Oh! many are the Poets that are sown By Nature; men endowed with highest gifts, The vision and the faculty divine ; Yet wanting the accomplishment of verse, (Which, in the docile season of their youth, It was denied them to acquire, through lack Of culture and the inspiring aid of books, Or haply by a temper too severe, Or a nice backwardness afraid of shame) Nor having e'er, as life advanced, been led By circumstance to take unto the height The measure of themselves, these favoured Beings, All but a scattered few, live out their time, Husbanding that which they possess within, And go to the grave, unthought of. Strongest minds Are often those of whom the noisy world Hears least ; else surely this Man had not left His graces unrevealed and unproclaimed. But, as the mind was filled with inward light, So not without distinction had he lived, Beloved and honoured-far as he was known. And some small portion of his eloquent speech, And something that may serve to set in view
The feeling pleasures of his loneliness,
Among the hills of Athol he was born; Where, on a small hereditary farm, An unproductive slip of rugged ground, His Parents, with their numerous offspring, dwelt; A virtuous household, though exceeding poor! Pure livers were they all, austere and grave, And fearing God; the very children taught Stern self-respect, a reverence for God's word, And an habitual piety, maintained With strictness scarcely known on English ground.

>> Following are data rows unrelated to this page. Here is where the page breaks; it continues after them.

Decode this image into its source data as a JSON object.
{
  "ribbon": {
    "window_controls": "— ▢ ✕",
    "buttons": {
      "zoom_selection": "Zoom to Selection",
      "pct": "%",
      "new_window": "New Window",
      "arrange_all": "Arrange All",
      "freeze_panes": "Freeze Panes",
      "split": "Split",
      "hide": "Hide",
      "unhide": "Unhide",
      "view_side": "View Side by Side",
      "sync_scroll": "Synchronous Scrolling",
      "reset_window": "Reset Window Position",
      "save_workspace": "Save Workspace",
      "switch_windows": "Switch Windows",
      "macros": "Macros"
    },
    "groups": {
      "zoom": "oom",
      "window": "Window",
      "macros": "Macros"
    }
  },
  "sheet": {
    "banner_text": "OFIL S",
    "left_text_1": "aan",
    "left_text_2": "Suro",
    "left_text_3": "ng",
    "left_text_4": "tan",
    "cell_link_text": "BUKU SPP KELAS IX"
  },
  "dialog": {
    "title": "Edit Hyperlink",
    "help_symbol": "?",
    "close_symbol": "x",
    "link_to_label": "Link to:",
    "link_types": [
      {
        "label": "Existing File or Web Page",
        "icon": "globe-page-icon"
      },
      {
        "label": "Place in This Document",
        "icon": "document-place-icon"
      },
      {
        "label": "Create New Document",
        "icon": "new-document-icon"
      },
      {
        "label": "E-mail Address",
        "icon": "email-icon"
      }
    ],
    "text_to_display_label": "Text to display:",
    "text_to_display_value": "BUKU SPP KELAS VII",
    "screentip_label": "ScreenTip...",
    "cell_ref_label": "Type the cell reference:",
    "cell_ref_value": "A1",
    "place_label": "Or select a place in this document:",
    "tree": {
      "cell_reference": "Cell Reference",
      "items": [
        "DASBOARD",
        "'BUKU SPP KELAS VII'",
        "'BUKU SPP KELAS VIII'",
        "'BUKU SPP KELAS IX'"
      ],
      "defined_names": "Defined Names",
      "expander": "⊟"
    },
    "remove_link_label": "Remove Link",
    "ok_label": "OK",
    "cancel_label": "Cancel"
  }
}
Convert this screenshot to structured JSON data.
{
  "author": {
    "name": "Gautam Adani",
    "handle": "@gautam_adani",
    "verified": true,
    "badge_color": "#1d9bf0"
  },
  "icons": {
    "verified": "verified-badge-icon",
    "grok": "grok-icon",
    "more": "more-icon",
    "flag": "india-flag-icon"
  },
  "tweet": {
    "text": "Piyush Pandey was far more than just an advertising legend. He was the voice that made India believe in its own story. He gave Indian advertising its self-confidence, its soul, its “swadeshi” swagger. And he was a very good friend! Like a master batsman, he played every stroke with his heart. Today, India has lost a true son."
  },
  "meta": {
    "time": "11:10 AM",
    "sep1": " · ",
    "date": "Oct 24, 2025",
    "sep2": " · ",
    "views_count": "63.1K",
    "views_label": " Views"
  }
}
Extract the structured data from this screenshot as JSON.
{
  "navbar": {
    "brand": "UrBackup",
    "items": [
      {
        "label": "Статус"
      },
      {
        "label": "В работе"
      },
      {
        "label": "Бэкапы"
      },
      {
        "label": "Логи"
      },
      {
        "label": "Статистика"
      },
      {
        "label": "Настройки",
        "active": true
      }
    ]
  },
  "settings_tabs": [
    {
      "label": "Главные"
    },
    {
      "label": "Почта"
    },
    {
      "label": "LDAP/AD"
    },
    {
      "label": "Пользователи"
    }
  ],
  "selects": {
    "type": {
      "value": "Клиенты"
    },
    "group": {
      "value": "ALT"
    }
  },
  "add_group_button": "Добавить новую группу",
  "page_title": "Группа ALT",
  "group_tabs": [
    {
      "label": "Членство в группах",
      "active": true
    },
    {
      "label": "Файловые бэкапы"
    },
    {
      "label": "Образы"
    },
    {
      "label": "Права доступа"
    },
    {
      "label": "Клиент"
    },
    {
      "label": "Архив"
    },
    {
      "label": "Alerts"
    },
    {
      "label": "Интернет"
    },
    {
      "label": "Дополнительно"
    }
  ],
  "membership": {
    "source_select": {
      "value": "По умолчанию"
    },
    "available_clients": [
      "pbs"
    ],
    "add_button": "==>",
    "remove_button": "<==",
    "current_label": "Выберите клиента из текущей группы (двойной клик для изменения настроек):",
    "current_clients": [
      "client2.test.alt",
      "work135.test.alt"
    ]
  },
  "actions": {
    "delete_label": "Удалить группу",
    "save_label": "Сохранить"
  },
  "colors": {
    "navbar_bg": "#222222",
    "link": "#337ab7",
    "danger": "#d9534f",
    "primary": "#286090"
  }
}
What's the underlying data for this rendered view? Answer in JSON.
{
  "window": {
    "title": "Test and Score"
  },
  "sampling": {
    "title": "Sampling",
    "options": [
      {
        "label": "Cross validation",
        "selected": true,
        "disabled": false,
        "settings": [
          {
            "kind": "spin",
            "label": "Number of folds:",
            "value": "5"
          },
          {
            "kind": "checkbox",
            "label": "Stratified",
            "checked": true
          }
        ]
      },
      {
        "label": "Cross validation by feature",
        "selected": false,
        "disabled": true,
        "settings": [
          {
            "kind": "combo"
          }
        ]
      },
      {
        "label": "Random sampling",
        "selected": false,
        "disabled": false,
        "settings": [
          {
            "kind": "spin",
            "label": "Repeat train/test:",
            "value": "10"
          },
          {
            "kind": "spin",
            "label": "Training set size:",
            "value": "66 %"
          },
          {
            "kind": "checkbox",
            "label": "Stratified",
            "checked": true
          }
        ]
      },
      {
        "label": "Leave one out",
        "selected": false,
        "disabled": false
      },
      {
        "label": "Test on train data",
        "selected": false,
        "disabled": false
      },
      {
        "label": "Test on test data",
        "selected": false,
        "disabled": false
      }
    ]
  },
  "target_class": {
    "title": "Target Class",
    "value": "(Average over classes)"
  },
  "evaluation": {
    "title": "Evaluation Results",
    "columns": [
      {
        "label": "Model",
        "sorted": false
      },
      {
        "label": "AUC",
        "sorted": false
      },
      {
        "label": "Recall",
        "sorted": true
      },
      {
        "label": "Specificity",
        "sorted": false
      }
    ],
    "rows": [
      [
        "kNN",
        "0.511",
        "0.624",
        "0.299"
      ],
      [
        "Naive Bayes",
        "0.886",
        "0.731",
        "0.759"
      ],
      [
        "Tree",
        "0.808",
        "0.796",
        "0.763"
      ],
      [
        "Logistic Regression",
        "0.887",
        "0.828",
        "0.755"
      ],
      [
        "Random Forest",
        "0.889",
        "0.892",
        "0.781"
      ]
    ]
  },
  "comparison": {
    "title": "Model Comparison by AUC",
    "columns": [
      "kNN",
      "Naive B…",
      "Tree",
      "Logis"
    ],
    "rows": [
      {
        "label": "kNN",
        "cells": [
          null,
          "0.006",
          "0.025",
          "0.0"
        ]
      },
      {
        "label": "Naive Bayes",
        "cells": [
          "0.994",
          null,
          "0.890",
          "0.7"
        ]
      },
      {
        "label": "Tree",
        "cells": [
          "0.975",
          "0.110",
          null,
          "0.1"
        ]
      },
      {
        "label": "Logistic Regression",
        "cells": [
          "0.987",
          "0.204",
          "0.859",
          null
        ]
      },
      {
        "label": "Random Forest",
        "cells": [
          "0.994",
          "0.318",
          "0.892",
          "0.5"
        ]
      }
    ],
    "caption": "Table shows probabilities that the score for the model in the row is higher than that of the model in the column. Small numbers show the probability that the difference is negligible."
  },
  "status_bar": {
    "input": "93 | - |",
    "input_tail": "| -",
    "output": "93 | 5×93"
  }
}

From his sixth year, the Boy of whom I speak, In summer, tended cattle on the hills; But, through the inclement and the perilous days Of long-continuing winter, he repaired, Equipped with satchel, to a school, that stood Sole building on a mountain's dreary edge, Remote from view of city spire, or sound Of minster clock! From that bleak tenement He, many an evening, to his distant home In solitude returning, saw the hills Grow larger in the darkness; all alone Beheld the stars come out above his head, And travelled through the wood, with no one near To whom he might confess the things he saw.
So the foundations of his mind were laid. In such communion, not from terror free, While yet a child, and long before his time,